  61. I am a T-1 diagnosed in 1997 and I have never had a Ha1c over 7. I am also Hypoglycemic unaware so can't feel low blood sugars. The other thing is I am Canadian so all the cost is payed for by the government. Just today the BC government said they were going to cover all the costs for the pump so I am thinking about getting one. I also found out that Endocrinologists in my area have been giving away the new continues testing meters so I have to go back to see mine and see if he will give me one for free. The pharmacy's don't have them in stock yet. Demand out passed supply.

  62. Hi, I know this is an old video, but as a thirteen year old girl who was diagnosed 6 weeks ago I found this very helpful. Thank you so much for sharing this as I have been considering getting one for a while. Thank god I live in the UK where healthcare is free . X

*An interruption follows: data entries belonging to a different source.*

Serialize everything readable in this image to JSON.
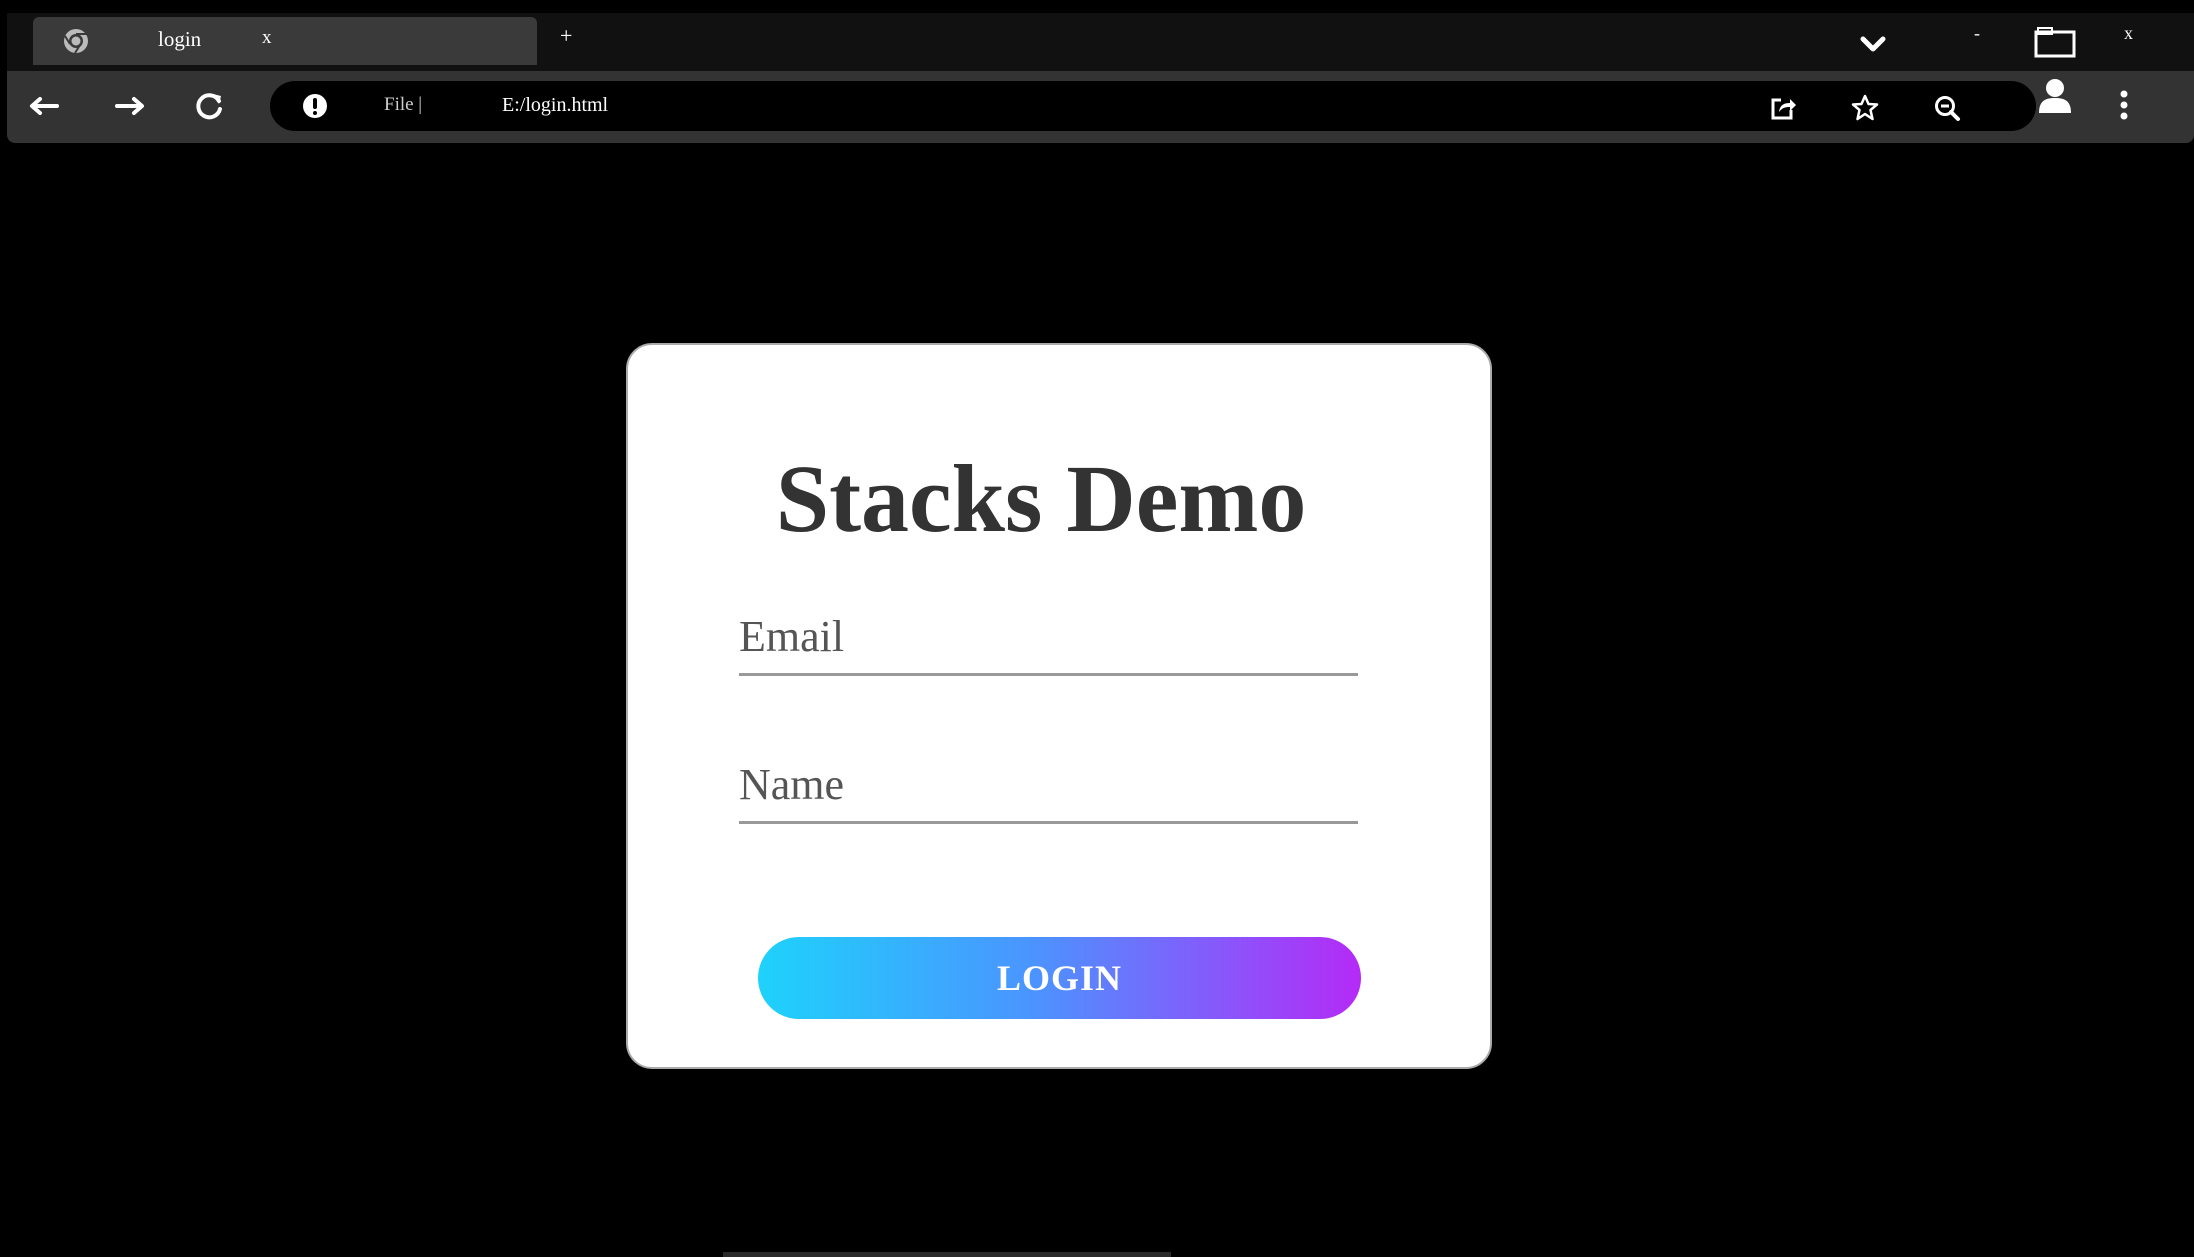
{
  "browser": {
    "tab": {
      "title": "login",
      "close_label": "x"
    },
    "new_tab_label": "+",
    "window_controls": {
      "minimize_label": "-",
      "close_label": "x"
    },
    "address_bar": {
      "scheme_label": "File |",
      "url": "E:/login.html"
    }
  },
  "login_card": {
    "title": "Stacks Demo",
    "email_placeholder": "Email",
    "name_placeholder": "Name",
    "login_label": "LOGIN"
  },
  "colors": {
    "page_background": "#000000",
    "card_background": "#ffffff",
    "gradient_start": "#1ed2fb",
    "gradient_end": "#b52af7",
    "title_color": "#333333"
  }
}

  63. A friend of mine is type 1 diabetic and has had the pump for years. Now he has the CGM and was showing me how he uses it so I wanted to see more. Thanks so much! 
    For anybody in the comments that is curious: Type 1 is a genetic autoimmune disease that just happens. Type 2 is caused by poor diet and Insulin resistance. Some genetics may also be involved in type 2. Type 1 can not be reversed or cured as of yet. Type 2 can be cured/reversed in earlier stages but in later stages the body can become so out of whack it becomes incurable.

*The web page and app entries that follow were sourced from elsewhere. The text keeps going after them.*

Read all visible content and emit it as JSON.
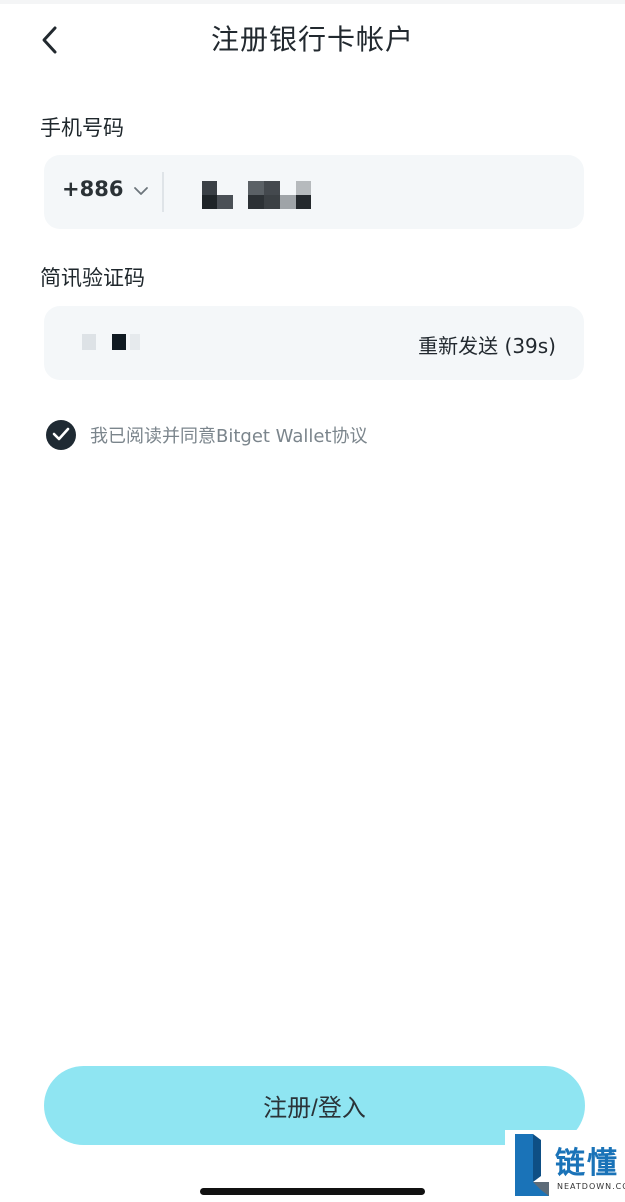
{
  "header": {
    "title": "注册银行卡帐户",
    "back_icon": "chevron-left-icon"
  },
  "phone": {
    "label": "手机号码",
    "country_code": "+886",
    "dropdown_icon": "chevron-down-icon"
  },
  "sms": {
    "label": "简讯验证码",
    "resend_label": "重新发送 (39s)"
  },
  "agreement": {
    "checked": true,
    "text": "我已阅读并同意Bitget Wallet协议"
  },
  "submit": {
    "label": "注册/登入"
  },
  "watermark": {
    "cn": "链懂",
    "en": "NEATDOWN.COM"
  },
  "colors": {
    "primary_button": "#8fe5f2",
    "input_bg": "#f4f7f9",
    "check": "#1f2a33",
    "watermark": "#1a73b8"
  }
}
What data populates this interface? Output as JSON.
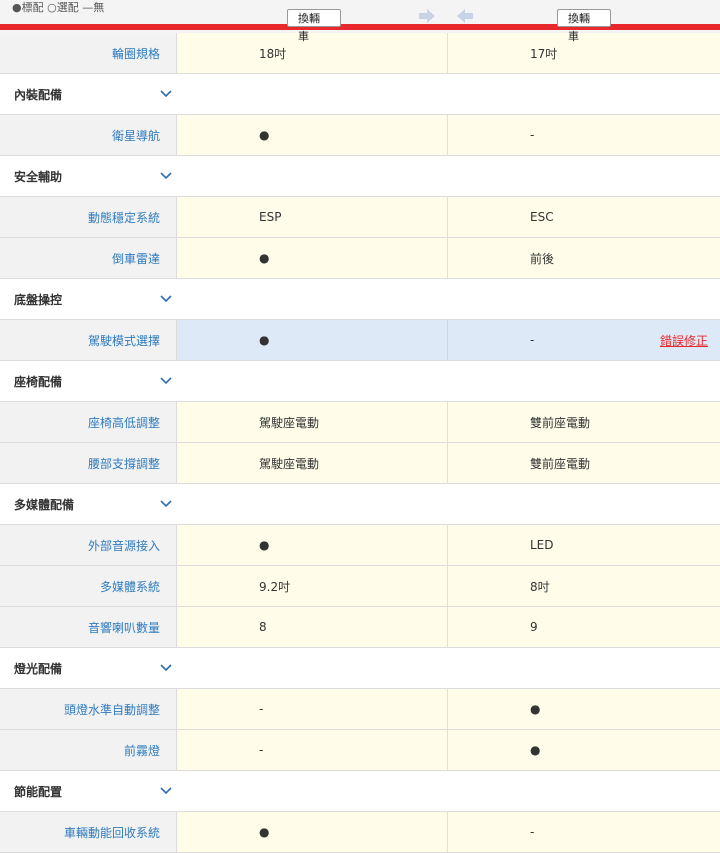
{
  "header": {
    "legend": "●標配 ○選配 —無",
    "swap_left": "換輛車",
    "swap_right": "換輛車"
  },
  "colors": {
    "accent_red": "#e8282d",
    "label_blue": "#2f7bbf",
    "cell_yellow": "#fffdea",
    "highlight_blue": "#dde9f7"
  },
  "rows": [
    {
      "kind": "row",
      "label": "輪圈規格",
      "a": "18吋",
      "b": "17吋"
    },
    {
      "kind": "section",
      "title": "內裝配備"
    },
    {
      "kind": "row",
      "label": "衛星導航",
      "a": "●",
      "b": "-"
    },
    {
      "kind": "section",
      "title": "安全輔助"
    },
    {
      "kind": "row",
      "label": "動態穩定系統",
      "a": "ESP",
      "b": "ESC"
    },
    {
      "kind": "row",
      "label": "倒車雷達",
      "a": "●",
      "b": "前後"
    },
    {
      "kind": "section",
      "title": "底盤操控"
    },
    {
      "kind": "row",
      "label": "駕駛模式選擇",
      "a": "●",
      "b": "-",
      "highlight": true,
      "action": "錯誤修正"
    },
    {
      "kind": "section",
      "title": "座椅配備"
    },
    {
      "kind": "row",
      "label": "座椅高低調整",
      "a": "駕駛座電動",
      "b": "雙前座電動"
    },
    {
      "kind": "row",
      "label": "腰部支撐調整",
      "a": "駕駛座電動",
      "b": "雙前座電動"
    },
    {
      "kind": "section",
      "title": "多媒體配備"
    },
    {
      "kind": "row",
      "label": "外部音源接入",
      "a": "●",
      "b": "LED"
    },
    {
      "kind": "row",
      "label": "多媒體系統",
      "a": "9.2吋",
      "b": "8吋"
    },
    {
      "kind": "row",
      "label": "音響喇叭數量",
      "a": "8",
      "b": "9"
    },
    {
      "kind": "section",
      "title": "燈光配備"
    },
    {
      "kind": "row",
      "label": "頭燈水準自動調整",
      "a": "-",
      "b": "●"
    },
    {
      "kind": "row",
      "label": "前霧燈",
      "a": "-",
      "b": "●"
    },
    {
      "kind": "section",
      "title": "節能配置"
    },
    {
      "kind": "row",
      "label": "車輛動能回收系統",
      "a": "●",
      "b": "-"
    }
  ]
}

  64. You talked about how much it hurts and I assume you must be either alergic to pain or really "sensitive", I've been doing self insulin shots now for 5 yrs and I almost don't even notice the 1/2 inch needles anymore, plus you spoke numerous times about how "expensive" everything is but you are clearly covered by insurance so the price is really immaterial, I understood all of what you provided, just wanted to give you feedback on your barely acceptable delivery!

  65. Thanks! That helped me a lot. I've survived 3 strokes by the age 31 found out I was diabetic in 03 had my first stroke 6 months afterward. Now I am type 1 i had my a1c down to 6.0 but I lost my mom and dad then my numbers went haywire. Now I'm thinking about getting the pump. Plus i forget (very easily) to take insulin. I've been through enough with 4-5 shots the pricking of my fingers.

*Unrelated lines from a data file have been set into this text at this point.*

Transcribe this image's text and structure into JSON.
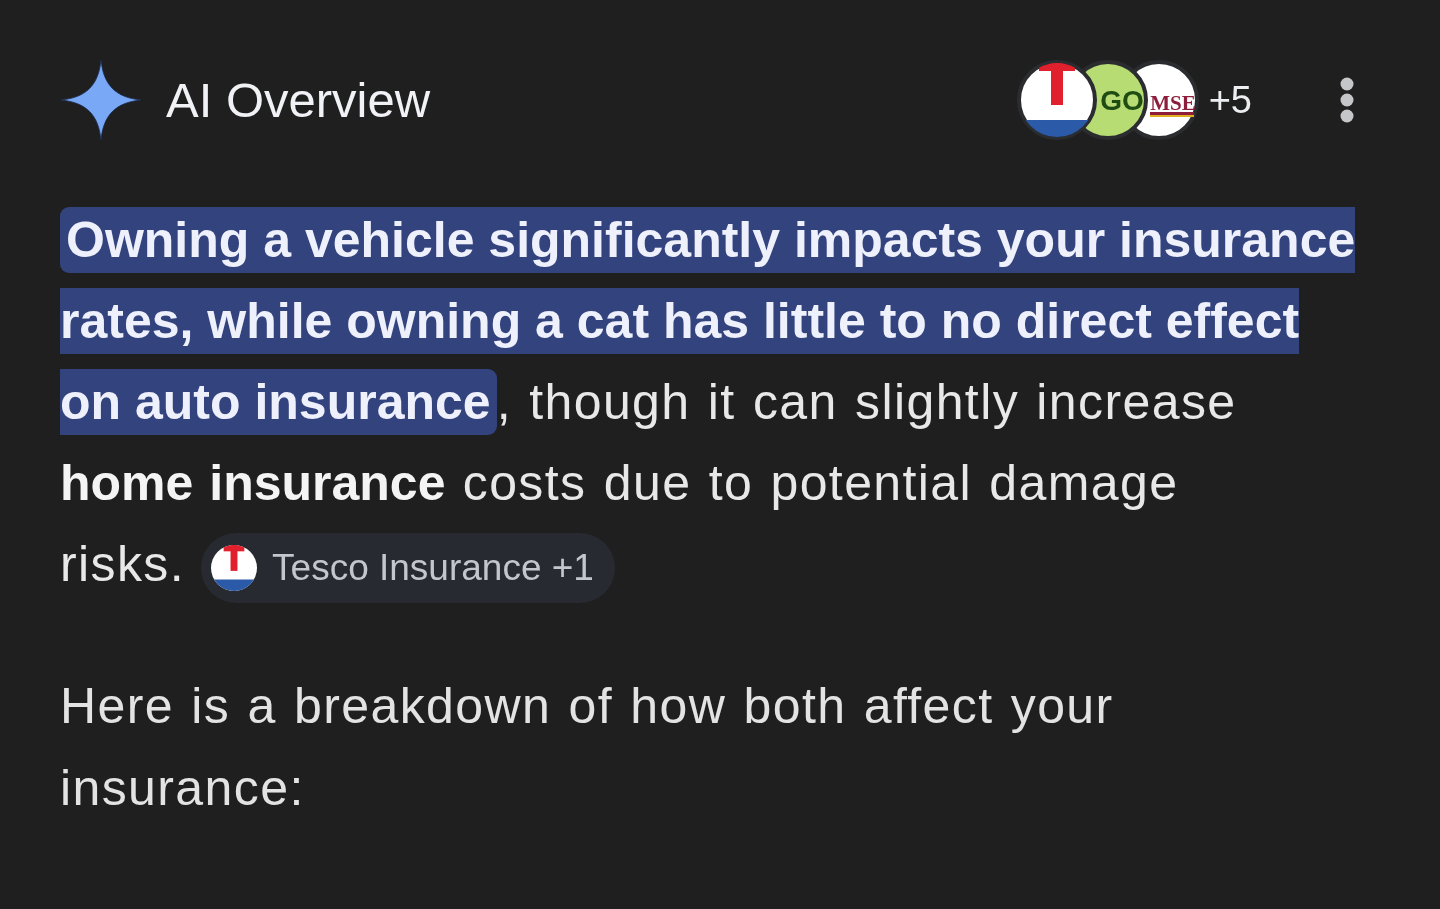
{
  "header": {
    "title": "AI Overview",
    "sources": [
      {
        "kind": "emblem"
      },
      {
        "kind": "green",
        "text": "GO",
        "color": "#b7dc74"
      },
      {
        "kind": "plain",
        "text": "MSE",
        "color": "#ffffff"
      }
    ],
    "more_sources": "+5"
  },
  "summary": {
    "segments": [
      {
        "text": "Owning a vehicle significantly impacts your insurance rates, while owning a cat has little to no direct effect on auto insurance",
        "highlighted": true
      },
      {
        "text": ", though it can slightly increase **home insurance** costs due to potential damage risks.",
        "highlighted": false
      }
    ],
    "citation": {
      "label": "Tesco Insurance +1"
    }
  },
  "intro": "Here is a breakdown of how both affect your insurance:"
}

  66. Excellent video man, as a type 1 myself, for 38 years it is a constant battle each day to try to be a normal as possible. I am moving onto a pump in next month and hope it will give me better control and a lot more freedom than multiple daily injections

  67. Hi ive been diabetic type 2 since i was 5 years old i am now 23 and this video was very helpful. I am from a remote area of south africa and am now busy with insulin pump research

  68. How long has the American Diabetes Association been around, and after all of these years, they have not found a cure for diabetes. I’m 55 years old, and have been living with diabetes since I was eight years old. Canada has a cure for diabetes. Of course you would have to take organ rejection medicine to live with the results of the cure for life. But you don’t have to keep up with the cost of taking care of your disease. Money, and the big pharma lobbyists are the reason why they have not found a cure for diabetes. Just my opinion.

  69. My youngest son is 21 and just found out he has type 1 diabetes. The drs are already talking about a pump. When my oldest son died at age 18 we donated his pancreas to a man who had diabetes. I say had because he no longer has diabetes.

Leave a Reply

Your email address will not be published. Required fields are marked *